What is required:
Report every line in the records below that holds the word "testu".

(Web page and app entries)
--- START ---
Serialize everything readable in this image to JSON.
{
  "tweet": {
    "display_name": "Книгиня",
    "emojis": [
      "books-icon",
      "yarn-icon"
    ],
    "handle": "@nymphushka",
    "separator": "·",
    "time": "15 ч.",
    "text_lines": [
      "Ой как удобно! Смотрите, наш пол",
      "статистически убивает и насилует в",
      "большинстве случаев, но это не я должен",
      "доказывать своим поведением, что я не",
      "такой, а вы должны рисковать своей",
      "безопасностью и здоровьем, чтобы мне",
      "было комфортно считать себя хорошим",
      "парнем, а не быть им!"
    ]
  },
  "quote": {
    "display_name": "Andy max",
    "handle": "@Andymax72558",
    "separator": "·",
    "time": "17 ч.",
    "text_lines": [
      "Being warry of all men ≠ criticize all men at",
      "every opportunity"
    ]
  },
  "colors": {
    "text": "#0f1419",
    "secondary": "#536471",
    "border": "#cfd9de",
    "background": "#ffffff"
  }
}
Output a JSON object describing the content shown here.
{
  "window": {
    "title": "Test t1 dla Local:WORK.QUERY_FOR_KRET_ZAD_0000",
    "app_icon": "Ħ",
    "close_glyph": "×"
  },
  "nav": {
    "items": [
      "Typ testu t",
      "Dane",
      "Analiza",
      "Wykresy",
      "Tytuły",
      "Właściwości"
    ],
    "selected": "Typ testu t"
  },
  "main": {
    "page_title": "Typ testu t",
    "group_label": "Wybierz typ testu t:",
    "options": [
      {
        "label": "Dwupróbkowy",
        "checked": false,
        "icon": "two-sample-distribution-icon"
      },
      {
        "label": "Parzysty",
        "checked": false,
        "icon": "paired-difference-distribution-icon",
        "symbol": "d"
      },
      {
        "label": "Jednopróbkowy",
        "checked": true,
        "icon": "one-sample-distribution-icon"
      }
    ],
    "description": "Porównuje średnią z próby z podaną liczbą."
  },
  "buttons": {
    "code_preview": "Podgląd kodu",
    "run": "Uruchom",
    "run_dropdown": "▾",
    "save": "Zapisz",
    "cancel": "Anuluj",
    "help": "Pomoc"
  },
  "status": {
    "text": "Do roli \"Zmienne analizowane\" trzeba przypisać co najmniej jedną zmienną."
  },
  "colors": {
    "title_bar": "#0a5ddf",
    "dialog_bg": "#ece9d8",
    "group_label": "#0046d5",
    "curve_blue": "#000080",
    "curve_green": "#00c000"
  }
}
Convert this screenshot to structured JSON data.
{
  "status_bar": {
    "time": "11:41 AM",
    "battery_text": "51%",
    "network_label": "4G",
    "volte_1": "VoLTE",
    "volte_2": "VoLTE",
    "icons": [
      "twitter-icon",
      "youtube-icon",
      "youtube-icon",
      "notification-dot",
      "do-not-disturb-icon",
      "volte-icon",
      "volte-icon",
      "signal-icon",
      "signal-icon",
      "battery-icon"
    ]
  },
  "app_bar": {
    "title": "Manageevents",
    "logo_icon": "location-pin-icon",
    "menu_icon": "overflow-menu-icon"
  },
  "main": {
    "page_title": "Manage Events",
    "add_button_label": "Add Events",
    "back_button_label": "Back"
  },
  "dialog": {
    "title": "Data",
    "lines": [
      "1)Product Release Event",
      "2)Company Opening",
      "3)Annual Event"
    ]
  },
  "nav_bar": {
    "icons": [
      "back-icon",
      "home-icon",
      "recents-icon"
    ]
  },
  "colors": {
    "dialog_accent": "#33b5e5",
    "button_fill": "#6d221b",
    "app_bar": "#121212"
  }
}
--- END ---
Expected answer:
      "Typ testu t",
    "selected": "Typ testu t"
    "page_title": "Typ testu t",
    "group_label": "Wybierz typ testu t:",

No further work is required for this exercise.